ANAHEIM, Calif. — Playing sports can be dangerous. However, one study notes that the playing surface an athlete is standing on can significantly impact their risk of suffering a concussion. A researcher at the University of Hawai’i explains that playing on synthetic turf fields can increase the risk of a serious head injury in comparison to playing on natural grass.
The study, presented at the 2022 American Academy of Pediatrics National Conference & Exhibition, highlights the importance of considering the safety of the playing surface itself in athletics.
Ian Chun, a medical student at the University of Hawai’i, conducted the study. He compared the impact deceleration of manikins on natural grass and synthetic turf high school football fields. The findings showed that synthetic turf fields had a greater impact on an athlete’s ability to slow down, indicating an increased risk of injuries due to contact with the playing surface.

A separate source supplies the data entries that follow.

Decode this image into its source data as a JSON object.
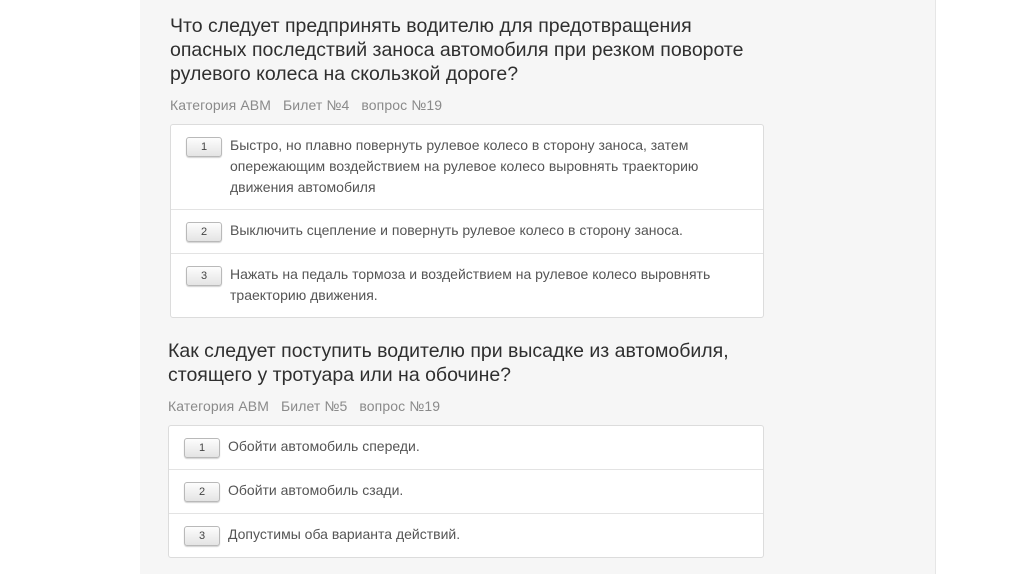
{
  "questions": [
    {
      "title": "Что следует предпринять водителю для предотвращения опасных последствий заноса автомобиля при резком повороте рулевого колеса на скользкой дороге?",
      "category": "Категория ABM",
      "ticket": "Билет №4",
      "question_no": "вопрос №19",
      "answers": [
        {
          "num": "1",
          "text": "Быстро, но плавно повернуть рулевое колесо в сторону заноса, затем опережающим воздействием на рулевое колесо выровнять траекторию движения автомобиля"
        },
        {
          "num": "2",
          "text": "Выключить сцепление и повернуть рулевое колесо в сторону заноса."
        },
        {
          "num": "3",
          "text": "Нажать на педаль тормоза и воздействием на рулевое колесо выровнять траекторию движения."
        }
      ]
    },
    {
      "title": "Как следует поступить водителю при высадке из автомобиля, стоящего у тротуара или на обочине?",
      "category": "Категория ABM",
      "ticket": "Билет №5",
      "question_no": "вопрос №19",
      "answers": [
        {
          "num": "1",
          "text": "Обойти автомобиль спереди."
        },
        {
          "num": "2",
          "text": "Обойти автомобиль сзади."
        },
        {
          "num": "3",
          "text": "Допустимы оба варианта действий."
        }
      ]
    }
  ]
}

While injuries in sports have always been a part of the game, the focus on player safety has shifted in recent years. The study emphasizes the need to consider the spaces where we play and their impact on athlete safety. Synthetic turf fields, although favored for their lower maintenance costs, have been associated with ankle and knee injuries, and now, a potentially higher risk of concussions.

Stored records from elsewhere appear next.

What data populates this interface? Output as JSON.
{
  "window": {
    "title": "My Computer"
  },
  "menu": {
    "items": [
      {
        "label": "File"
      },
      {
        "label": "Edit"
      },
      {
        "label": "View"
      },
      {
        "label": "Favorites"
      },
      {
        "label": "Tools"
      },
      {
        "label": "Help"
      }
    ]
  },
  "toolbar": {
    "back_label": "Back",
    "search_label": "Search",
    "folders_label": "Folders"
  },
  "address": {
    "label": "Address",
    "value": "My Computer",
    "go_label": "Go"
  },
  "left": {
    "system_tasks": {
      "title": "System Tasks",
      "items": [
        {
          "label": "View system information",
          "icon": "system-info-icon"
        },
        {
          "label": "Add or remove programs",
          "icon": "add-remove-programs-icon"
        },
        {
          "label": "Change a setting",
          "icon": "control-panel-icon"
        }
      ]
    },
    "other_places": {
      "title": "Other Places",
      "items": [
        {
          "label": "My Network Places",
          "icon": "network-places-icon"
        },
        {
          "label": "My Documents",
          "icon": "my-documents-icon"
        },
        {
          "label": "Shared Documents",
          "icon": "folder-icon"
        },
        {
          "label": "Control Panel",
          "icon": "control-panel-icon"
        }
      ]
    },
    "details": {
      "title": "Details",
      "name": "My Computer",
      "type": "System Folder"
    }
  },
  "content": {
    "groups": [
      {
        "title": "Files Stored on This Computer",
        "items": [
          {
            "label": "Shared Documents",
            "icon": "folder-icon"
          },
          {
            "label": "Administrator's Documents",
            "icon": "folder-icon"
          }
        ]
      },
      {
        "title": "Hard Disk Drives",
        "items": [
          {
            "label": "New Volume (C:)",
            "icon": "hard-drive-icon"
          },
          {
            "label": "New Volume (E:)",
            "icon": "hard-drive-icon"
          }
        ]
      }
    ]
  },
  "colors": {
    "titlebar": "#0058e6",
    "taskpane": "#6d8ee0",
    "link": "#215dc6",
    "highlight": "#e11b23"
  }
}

“The emphasis on player safety is especially important for children as injuries sustained in developing adolescence may have longer-term impacts and unforeseen consequences,” Chun explains in a media release.
What are the symptoms of a concussion?

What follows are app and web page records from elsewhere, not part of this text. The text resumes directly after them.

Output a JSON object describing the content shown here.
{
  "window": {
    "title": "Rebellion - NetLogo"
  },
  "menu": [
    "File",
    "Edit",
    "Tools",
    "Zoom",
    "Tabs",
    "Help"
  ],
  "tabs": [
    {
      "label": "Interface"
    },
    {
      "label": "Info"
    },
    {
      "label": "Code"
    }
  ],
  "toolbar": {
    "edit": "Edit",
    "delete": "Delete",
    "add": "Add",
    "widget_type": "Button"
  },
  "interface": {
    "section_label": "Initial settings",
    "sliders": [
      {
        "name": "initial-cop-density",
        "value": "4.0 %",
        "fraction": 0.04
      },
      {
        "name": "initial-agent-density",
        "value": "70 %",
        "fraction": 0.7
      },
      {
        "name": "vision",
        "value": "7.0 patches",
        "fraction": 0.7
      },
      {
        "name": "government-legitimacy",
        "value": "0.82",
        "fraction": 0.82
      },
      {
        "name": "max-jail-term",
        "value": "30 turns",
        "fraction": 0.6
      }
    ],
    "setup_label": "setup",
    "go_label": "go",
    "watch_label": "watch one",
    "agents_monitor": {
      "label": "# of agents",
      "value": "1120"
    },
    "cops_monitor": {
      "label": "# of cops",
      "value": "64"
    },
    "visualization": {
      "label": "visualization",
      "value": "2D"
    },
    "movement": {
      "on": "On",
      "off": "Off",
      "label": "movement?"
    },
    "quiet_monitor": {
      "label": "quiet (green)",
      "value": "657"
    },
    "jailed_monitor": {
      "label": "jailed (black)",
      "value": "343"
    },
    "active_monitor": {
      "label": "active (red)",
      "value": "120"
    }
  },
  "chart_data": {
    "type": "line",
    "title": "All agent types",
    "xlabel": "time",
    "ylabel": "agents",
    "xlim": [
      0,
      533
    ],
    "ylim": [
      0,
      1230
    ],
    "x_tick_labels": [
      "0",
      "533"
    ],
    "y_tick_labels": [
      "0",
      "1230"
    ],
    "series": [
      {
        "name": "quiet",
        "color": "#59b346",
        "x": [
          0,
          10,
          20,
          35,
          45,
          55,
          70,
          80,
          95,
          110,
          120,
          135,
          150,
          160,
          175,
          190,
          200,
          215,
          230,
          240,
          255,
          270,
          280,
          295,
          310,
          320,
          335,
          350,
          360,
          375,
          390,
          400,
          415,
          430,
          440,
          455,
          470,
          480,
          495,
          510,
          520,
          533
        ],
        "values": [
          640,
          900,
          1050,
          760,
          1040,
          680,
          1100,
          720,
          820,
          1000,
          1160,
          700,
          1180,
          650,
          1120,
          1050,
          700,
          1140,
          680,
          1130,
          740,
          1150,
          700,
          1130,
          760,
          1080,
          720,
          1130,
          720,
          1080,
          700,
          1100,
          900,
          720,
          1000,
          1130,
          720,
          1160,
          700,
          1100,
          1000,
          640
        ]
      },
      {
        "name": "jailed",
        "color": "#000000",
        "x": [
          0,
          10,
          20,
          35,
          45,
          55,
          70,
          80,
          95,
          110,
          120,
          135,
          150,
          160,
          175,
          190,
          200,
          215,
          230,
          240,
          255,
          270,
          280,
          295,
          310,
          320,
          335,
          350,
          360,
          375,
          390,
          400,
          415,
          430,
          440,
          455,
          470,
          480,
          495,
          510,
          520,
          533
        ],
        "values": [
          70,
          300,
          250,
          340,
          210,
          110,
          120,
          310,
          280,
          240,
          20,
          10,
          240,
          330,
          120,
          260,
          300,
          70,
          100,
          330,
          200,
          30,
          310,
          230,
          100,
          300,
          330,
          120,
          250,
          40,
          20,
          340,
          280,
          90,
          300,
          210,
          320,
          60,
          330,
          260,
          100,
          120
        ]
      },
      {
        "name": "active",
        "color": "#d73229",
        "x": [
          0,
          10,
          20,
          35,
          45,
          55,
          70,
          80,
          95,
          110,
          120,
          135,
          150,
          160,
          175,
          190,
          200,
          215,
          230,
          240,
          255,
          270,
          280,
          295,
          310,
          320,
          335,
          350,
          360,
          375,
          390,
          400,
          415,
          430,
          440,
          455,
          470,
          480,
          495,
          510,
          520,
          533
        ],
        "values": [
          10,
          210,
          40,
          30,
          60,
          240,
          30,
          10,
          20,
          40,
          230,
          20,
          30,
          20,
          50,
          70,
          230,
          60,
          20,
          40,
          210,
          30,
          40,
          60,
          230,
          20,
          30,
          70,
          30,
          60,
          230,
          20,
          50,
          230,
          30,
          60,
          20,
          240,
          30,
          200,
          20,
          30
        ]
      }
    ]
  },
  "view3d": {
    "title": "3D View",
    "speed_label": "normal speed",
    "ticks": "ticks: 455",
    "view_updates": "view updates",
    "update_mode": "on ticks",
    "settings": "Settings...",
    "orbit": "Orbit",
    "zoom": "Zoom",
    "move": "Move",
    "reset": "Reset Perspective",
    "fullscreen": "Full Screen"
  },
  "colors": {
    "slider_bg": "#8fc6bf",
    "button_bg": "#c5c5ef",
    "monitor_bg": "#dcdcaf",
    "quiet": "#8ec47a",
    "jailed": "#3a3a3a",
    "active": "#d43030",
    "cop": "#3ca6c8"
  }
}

Symptoms of a concussion can vary depending on the severity of the injury and the individual affected. They can be both physical and cognitive in nature and may appear immediately following the injury or develop over hours or days. Some common symptoms of a concussion include:
- Headache: This is often the most common symptom, ranging from mild to severe.
- Confusion or disorientation: The person may have difficulty remembering the events surrounding the injury or feel “foggy.”
- Dizziness or balance problems: Individuals may experience unsteadiness or have difficulty maintaining their balance.
- Nausea and vomiting: Concussions can cause feelings of nausea, and some people may vomit.
- Fatigue or drowsiness: A person may feel unusually tired or have difficulty staying awake.
- Blurred or double vision: Vision problems, including difficulty focusing, can be a symptom of a concussion.
- Sensitivity to light and noise: Bright lights or loud noises may cause increased discomfort after a concussion.
- Sleep disturbances: Trouble falling asleep, staying asleep, or experiencing changes in sleep patterns can occur.
- Memory problems or difficulty concentrating: People with concussions may struggle with short-term memory or have trouble focusing on tasks.
- Mood changes or irritability: Emotional symptoms, such as increased irritability, sadness, anxiety, or mood swings, can be associated with concussions.
- Ringing in the ears (tinnitus): Some individuals may experience a persistent ringing or buzzing sound in their ears
If you suspect a concussion, it’s important to seek medical attention immediately, as proper diagnosis and management are crucial for recovery. Symptoms can sometimes be subtle and may not appear immediately, so it is essential to monitor the individual closely in the hours and days following the injury.